A bulletin sent from the Maryland Department of Health to local vaccine providers earlier this week, citing CDC data, said no shipments of the Moderna vaccine were sent out Monday or Tuesday, and were also likely delayed Wednesday. A limited number of Pfizer vaccine shipments were sent out.
The Virginia Department of Health said the delays are affecting both orders of the vaccine itself as well as secondary supplies. “The vaccine and ancillary supplies are produced in multiple locations throughout the country using several hub connections to deliver vaccines directly to providers,” the department said in a news release.
About 2% of Virginia’s providers are seeing delays in deliveries of those ancillary supplies.
When the severe weather ends, the health department said it expects shipments to resume as normal — but it’s not only dependent on weather in the immediate area.

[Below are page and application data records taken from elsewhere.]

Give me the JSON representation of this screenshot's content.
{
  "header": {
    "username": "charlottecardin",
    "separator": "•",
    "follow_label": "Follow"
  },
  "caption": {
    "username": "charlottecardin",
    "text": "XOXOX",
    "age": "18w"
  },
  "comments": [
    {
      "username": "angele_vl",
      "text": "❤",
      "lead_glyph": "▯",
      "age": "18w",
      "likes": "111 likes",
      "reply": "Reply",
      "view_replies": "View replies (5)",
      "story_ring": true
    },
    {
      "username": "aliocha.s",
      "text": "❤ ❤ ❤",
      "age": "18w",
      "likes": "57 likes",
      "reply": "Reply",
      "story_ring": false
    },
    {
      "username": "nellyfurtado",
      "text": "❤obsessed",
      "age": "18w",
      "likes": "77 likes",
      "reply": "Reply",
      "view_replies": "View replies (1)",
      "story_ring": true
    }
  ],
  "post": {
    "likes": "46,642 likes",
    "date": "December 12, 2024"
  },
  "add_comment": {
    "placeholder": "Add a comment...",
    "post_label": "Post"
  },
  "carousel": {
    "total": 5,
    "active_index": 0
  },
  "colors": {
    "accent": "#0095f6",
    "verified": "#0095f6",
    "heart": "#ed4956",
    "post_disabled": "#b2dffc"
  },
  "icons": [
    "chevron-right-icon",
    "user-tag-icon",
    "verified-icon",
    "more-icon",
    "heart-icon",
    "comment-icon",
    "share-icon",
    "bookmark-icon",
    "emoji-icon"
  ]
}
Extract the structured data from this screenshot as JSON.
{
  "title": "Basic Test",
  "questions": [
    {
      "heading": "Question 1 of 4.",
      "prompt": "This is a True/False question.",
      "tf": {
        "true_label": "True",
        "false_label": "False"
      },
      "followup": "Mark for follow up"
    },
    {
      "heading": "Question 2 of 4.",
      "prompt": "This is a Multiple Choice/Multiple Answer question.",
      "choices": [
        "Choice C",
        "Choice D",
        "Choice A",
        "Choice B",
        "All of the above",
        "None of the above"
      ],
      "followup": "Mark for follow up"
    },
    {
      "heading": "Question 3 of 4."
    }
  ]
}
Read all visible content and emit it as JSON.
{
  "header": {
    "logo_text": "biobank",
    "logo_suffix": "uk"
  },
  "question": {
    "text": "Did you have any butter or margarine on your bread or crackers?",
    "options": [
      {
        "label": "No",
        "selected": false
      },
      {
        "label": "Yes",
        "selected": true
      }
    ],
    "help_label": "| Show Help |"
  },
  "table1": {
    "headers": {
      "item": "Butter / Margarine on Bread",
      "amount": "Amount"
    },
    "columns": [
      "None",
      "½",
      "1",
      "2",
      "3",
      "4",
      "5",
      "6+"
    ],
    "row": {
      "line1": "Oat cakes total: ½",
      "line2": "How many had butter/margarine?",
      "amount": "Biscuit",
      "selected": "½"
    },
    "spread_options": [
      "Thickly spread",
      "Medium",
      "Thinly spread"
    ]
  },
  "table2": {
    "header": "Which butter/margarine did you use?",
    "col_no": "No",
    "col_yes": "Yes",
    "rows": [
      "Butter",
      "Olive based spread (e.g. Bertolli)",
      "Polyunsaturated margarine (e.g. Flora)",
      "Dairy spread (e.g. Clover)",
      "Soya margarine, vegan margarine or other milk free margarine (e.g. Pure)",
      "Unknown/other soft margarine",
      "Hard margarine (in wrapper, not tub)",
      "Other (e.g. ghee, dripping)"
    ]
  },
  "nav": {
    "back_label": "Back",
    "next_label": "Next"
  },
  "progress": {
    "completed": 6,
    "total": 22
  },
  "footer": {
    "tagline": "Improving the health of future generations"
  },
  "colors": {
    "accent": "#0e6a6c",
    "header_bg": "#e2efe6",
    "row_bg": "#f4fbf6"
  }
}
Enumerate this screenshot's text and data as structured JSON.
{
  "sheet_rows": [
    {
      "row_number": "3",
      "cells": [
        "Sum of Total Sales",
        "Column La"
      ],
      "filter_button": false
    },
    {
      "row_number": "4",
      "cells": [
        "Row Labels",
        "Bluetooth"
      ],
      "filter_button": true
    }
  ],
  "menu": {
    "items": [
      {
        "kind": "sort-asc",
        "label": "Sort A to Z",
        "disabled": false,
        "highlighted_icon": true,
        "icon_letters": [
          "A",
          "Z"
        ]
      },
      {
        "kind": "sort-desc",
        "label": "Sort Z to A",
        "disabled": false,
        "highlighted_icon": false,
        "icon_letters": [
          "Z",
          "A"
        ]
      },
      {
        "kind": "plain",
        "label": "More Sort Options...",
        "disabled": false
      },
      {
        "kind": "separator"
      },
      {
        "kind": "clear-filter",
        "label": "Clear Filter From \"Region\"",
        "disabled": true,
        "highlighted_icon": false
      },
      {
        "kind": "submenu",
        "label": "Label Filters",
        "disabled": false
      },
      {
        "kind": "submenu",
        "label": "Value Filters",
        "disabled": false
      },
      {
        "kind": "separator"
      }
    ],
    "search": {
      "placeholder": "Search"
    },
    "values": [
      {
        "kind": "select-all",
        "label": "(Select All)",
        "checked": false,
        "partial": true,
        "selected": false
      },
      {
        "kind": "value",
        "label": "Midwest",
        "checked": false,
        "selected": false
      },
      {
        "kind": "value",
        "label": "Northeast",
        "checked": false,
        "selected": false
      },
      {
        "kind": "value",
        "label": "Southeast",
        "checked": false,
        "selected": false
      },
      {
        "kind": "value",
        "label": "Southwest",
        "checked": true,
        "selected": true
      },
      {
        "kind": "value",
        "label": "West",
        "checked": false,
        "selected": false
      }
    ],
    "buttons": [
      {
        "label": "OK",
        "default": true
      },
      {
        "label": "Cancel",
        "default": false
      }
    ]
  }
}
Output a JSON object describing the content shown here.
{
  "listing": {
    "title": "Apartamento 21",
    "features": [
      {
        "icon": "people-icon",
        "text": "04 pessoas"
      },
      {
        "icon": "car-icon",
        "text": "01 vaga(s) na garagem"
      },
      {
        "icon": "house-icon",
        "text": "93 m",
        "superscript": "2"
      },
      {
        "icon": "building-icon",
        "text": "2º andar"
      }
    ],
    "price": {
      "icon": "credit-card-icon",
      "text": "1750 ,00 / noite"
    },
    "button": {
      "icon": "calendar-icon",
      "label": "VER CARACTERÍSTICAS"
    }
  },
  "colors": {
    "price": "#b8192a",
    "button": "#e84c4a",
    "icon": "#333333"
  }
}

“Even if the roads are clear in Virginia, the fulfillment of orders and the movement of these vaccine and ancillary supplies may be delayed in other parts of the country,” Virginia officials said.
The Associated Press contributed to this report.